**Work request:** When you repeat the entries, reproduce each line exactly and omit every picture.

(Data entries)
Content starts
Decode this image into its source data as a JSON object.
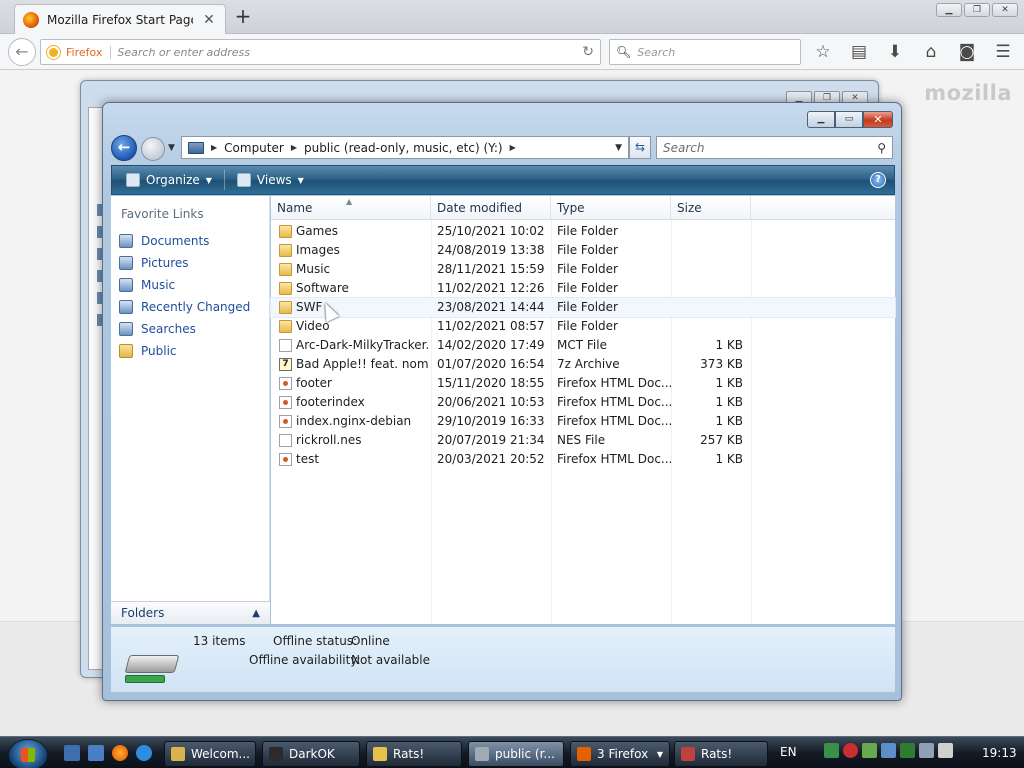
{
  "firefox": {
    "tab_title": "Mozilla Firefox Start Page",
    "url_label": "Firefox",
    "url_placeholder": "Search or enter address",
    "search_placeholder": "Search",
    "brand_watermark": "mozilla"
  },
  "explorer": {
    "breadcrumbs": [
      "Computer",
      "public (read-only, music, etc) (Y:)"
    ],
    "search_placeholder": "Search",
    "toolbar": {
      "organize": "Organize",
      "views": "Views"
    },
    "nav": {
      "heading": "Favorite Links",
      "items": [
        {
          "label": "Documents",
          "icon": "documents-icon"
        },
        {
          "label": "Pictures",
          "icon": "pictures-icon"
        },
        {
          "label": "Music",
          "icon": "music-icon"
        },
        {
          "label": "Recently Changed",
          "icon": "recent-icon"
        },
        {
          "label": "Searches",
          "icon": "searches-icon"
        },
        {
          "label": "Public",
          "icon": "folder-icon"
        }
      ],
      "folders_label": "Folders"
    },
    "columns": {
      "name": "Name",
      "date": "Date modified",
      "type": "Type",
      "size": "Size"
    },
    "files": [
      {
        "name": "Games",
        "date": "25/10/2021 10:02",
        "type": "File Folder",
        "size": "",
        "icon": "folder"
      },
      {
        "name": "Images",
        "date": "24/08/2019 13:38",
        "type": "File Folder",
        "size": "",
        "icon": "folder"
      },
      {
        "name": "Music",
        "date": "28/11/2021 15:59",
        "type": "File Folder",
        "size": "",
        "icon": "folder"
      },
      {
        "name": "Software",
        "date": "11/02/2021 12:26",
        "type": "File Folder",
        "size": "",
        "icon": "folder"
      },
      {
        "name": "SWF",
        "date": "23/08/2021 14:44",
        "type": "File Folder",
        "size": "",
        "icon": "folder"
      },
      {
        "name": "Video",
        "date": "11/02/2021 08:57",
        "type": "File Folder",
        "size": "",
        "icon": "folder"
      },
      {
        "name": "Arc-Dark-MilkyTracker...",
        "date": "14/02/2020 17:49",
        "type": "MCT File",
        "size": "1 KB",
        "icon": "file"
      },
      {
        "name": "Bad Apple!! feat. nomi...",
        "date": "01/07/2020 16:54",
        "type": "7z Archive",
        "size": "373 KB",
        "icon": "archive"
      },
      {
        "name": "footer",
        "date": "15/11/2020 18:55",
        "type": "Firefox HTML Doc...",
        "size": "1 KB",
        "icon": "html"
      },
      {
        "name": "footerindex",
        "date": "20/06/2021 10:53",
        "type": "Firefox HTML Doc...",
        "size": "1 KB",
        "icon": "html"
      },
      {
        "name": "index.nginx-debian",
        "date": "29/10/2019 16:33",
        "type": "Firefox HTML Doc...",
        "size": "1 KB",
        "icon": "html"
      },
      {
        "name": "rickroll.nes",
        "date": "20/07/2019 21:34",
        "type": "NES File",
        "size": "257 KB",
        "icon": "file"
      },
      {
        "name": "test",
        "date": "20/03/2021 20:52",
        "type": "Firefox HTML Doc...",
        "size": "1 KB",
        "icon": "html"
      }
    ],
    "details": {
      "items_count": "13 items",
      "offline_status_label": "Offline status:",
      "offline_status_value": "Online",
      "offline_availability_label": "Offline availability:",
      "offline_availability_value": "Not available"
    }
  },
  "taskbar": {
    "buttons": [
      {
        "label": "Welcom...",
        "icon_color": "#d9b44a"
      },
      {
        "label": "DarkOK",
        "icon_color": "#2b2b2b"
      },
      {
        "label": "Rats!",
        "icon_color": "#e6c24a"
      },
      {
        "label": "public (r...",
        "icon_color": "#a0a9b4"
      },
      {
        "label": "3 Firefox",
        "icon_color": "#e66000"
      },
      {
        "label": "Rats!",
        "icon_color": "#c04040"
      }
    ],
    "language": "EN",
    "clock": "19:13"
  }
}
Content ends
**Response to the task:**
Decode this image into its source data as a JSON object.
{
  "firefox": {
    "tab_title": "Mozilla Firefox Start Page",
    "url_label": "Firefox",
    "url_placeholder": "Search or enter address",
    "search_placeholder": "Search",
    "brand_watermark": "mozilla"
  },
  "explorer": {
    "breadcrumbs": [
      "Computer",
      "public (read-only, music, etc) (Y:)"
    ],
    "search_placeholder": "Search",
    "toolbar": {
      "organize": "Organize",
      "views": "Views"
    },
    "nav": {
      "heading": "Favorite Links",
      "items": [
        {
          "label": "Documents",
          "icon": "documents-icon"
        },
        {
          "label": "Pictures",
          "icon": "pictures-icon"
        },
        {
          "label": "Music",
          "icon": "music-icon"
        },
        {
          "label": "Recently Changed",
          "icon": "recent-icon"
        },
        {
          "label": "Searches",
          "icon": "searches-icon"
        },
        {
          "label": "Public",
          "icon": "folder-icon"
        }
      ],
      "folders_label": "Folders"
    },
    "columns": {
      "name": "Name",
      "date": "Date modified",
      "type": "Type",
      "size": "Size"
    },
    "files": [
      {
        "name": "Games",
        "date": "25/10/2021 10:02",
        "type": "File Folder",
        "size": "",
        "icon": "folder"
      },
      {
        "name": "Images",
        "date": "24/08/2019 13:38",
        "type": "File Folder",
        "size": "",
        "icon": "folder"
      },
      {
        "name": "Music",
        "date": "28/11/2021 15:59",
        "type": "File Folder",
        "size": "",
        "icon": "folder"
      },
      {
        "name": "Software",
        "date": "11/02/2021 12:26",
        "type": "File Folder",
        "size": "",
        "icon": "folder"
      },
      {
        "name": "SWF",
        "date": "23/08/2021 14:44",
        "type": "File Folder",
        "size": "",
        "icon": "folder"
      },
      {
        "name": "Video",
        "date": "11/02/2021 08:57",
        "type": "File Folder",
        "size": "",
        "icon": "folder"
      },
      {
        "name": "Arc-Dark-MilkyTracker...",
        "date": "14/02/2020 17:49",
        "type": "MCT File",
        "size": "1 KB",
        "icon": "file"
      },
      {
        "name": "Bad Apple!! feat. nomi...",
        "date": "01/07/2020 16:54",
        "type": "7z Archive",
        "size": "373 KB",
        "icon": "archive"
      },
      {
        "name": "footer",
        "date": "15/11/2020 18:55",
        "type": "Firefox HTML Doc...",
        "size": "1 KB",
        "icon": "html"
      },
      {
        "name": "footerindex",
        "date": "20/06/2021 10:53",
        "type": "Firefox HTML Doc...",
        "size": "1 KB",
        "icon": "html"
      },
      {
        "name": "index.nginx-debian",
        "date": "29/10/2019 16:33",
        "type": "Firefox HTML Doc...",
        "size": "1 KB",
        "icon": "html"
      },
      {
        "name": "rickroll.nes",
        "date": "20/07/2019 21:34",
        "type": "NES File",
        "size": "257 KB",
        "icon": "file"
      },
      {
        "name": "test",
        "date": "20/03/2021 20:52",
        "type": "Firefox HTML Doc...",
        "size": "1 KB",
        "icon": "html"
      }
    ],
    "details": {
      "items_count": "13 items",
      "offline_status_label": "Offline status:",
      "offline_status_value": "Online",
      "offline_availability_label": "Offline availability:",
      "offline_availability_value": "Not available"
    }
  },
  "taskbar": {
    "buttons": [
      {
        "label": "Welcom...",
        "icon_color": "#d9b44a"
      },
      {
        "label": "DarkOK",
        "icon_color": "#2b2b2b"
      },
      {
        "label": "Rats!",
        "icon_color": "#e6c24a"
      },
      {
        "label": "public (r...",
        "icon_color": "#a0a9b4"
      },
      {
        "label": "3 Firefox",
        "icon_color": "#e66000"
      },
      {
        "label": "Rats!",
        "icon_color": "#c04040"
      }
    ],
    "language": "EN",
    "clock": "19:13"
  }
}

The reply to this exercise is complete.